But I digress … the point being that my dad probably threw 80 miles per hour, or so, at the age of 39 or 40, but he was faster in high school before his arm blew out, destroying any shot at college or the minor leagues. So more stringent rules on arm usage are fine with me. Coaches are just going to have to be more diligent, such as what first-year Westville coach Larry Babcock is doing.
“I knew in December when I was hired that this rule was coming, so we had to develop some pitchers to get through the schedule,” he said. “We have eight guys who can pitch. I told some of them, ‘let’s just work on a fastball and change-up and worry about curve balls next year.’ Having eight pitchers also gives us some options.”
Yeah, like working a pitching staff like Major League teams — specifically the Chicago Cubs and Cleveland Indians — were doing in last year’s postseason by using reliever after reliever following the starter leaving earlier than usual.
In high school competition now, that’s even more advantageous. If Babcock’s reliever can get through an inning in less than 35 pitches, he’s available the next day, which could help next week since the Blackhawks already have four games in the first five days, and might add one more thanks to postponements.
“It’s two weeks into the season and we’ve only played one game,” Babcock added.
The new pitch count rule adds strategy for a pair of conferences. In its last year in the Greater South Shore Conference, Marquette has to deal with conference doubleheaders on many Saturdays.
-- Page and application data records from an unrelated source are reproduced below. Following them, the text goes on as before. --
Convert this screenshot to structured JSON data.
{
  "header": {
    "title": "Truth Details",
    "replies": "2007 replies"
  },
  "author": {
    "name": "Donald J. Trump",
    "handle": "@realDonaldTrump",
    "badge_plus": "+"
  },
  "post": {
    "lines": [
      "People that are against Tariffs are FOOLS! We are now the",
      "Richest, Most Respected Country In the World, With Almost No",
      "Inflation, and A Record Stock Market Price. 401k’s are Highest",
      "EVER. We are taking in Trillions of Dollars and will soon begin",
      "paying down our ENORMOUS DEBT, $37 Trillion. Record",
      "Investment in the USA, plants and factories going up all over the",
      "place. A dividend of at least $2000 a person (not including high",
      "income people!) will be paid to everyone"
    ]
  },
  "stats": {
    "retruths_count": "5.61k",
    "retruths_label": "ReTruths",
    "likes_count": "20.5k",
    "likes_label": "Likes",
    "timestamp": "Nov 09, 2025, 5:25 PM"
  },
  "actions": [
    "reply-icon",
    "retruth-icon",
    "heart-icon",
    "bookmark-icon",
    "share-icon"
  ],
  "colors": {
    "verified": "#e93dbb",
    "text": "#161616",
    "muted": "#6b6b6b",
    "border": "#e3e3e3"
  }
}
Michigan City and La Porte deal with the Duneland Conference’s schedule of teams playing home-at-home matchups on Tuesday and Wednesday of each week.
This week, the Wolves and Slicers got the first in on Tuesday, but won’t be playing No. 2 until Friday evening, which resulted in the first day of La Porte’s Dr. Mueller Classic being canceled. And that resulted in Highland, which plays two games on Saturday in the Classic (including vs. the Slicers at 5:30 p.m.), adding a game at New Prairie on Friday to make up for a lost contest.
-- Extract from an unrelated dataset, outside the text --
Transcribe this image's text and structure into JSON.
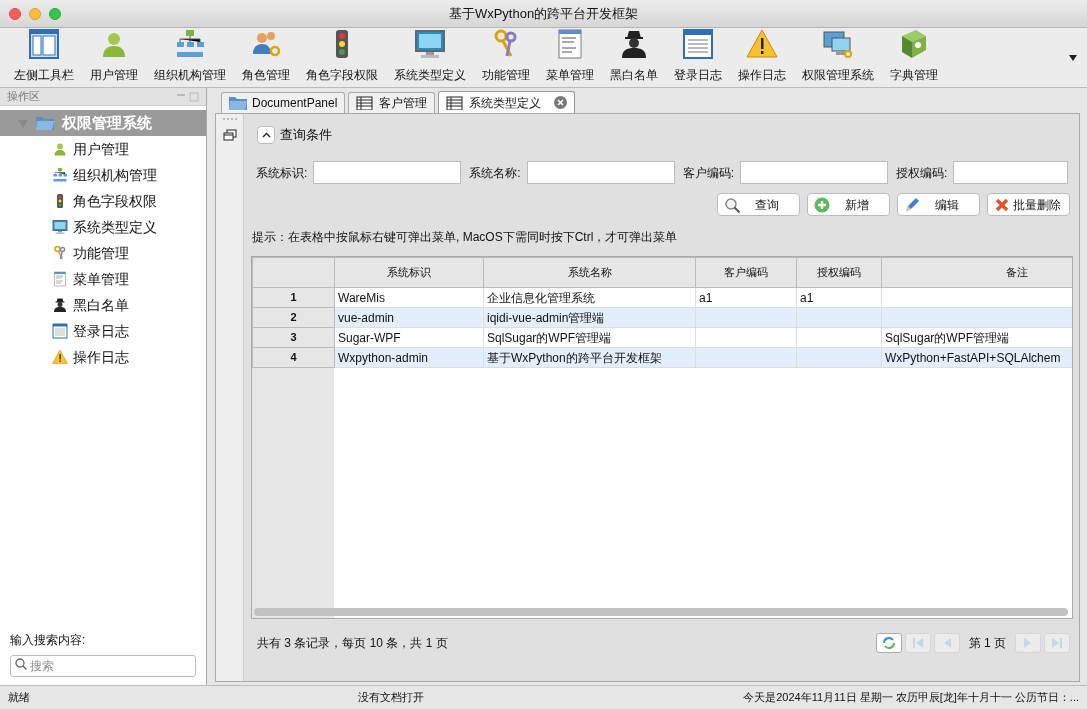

Oh, the joy of Mother Nature’s effect on spring sports never stops, and it’s even more fun in baseball with the new rule.
Reach sports editor Steve T. Gorches at email@example.com or (219) 214-4206. Follow him on Twitter @SteveTGorches.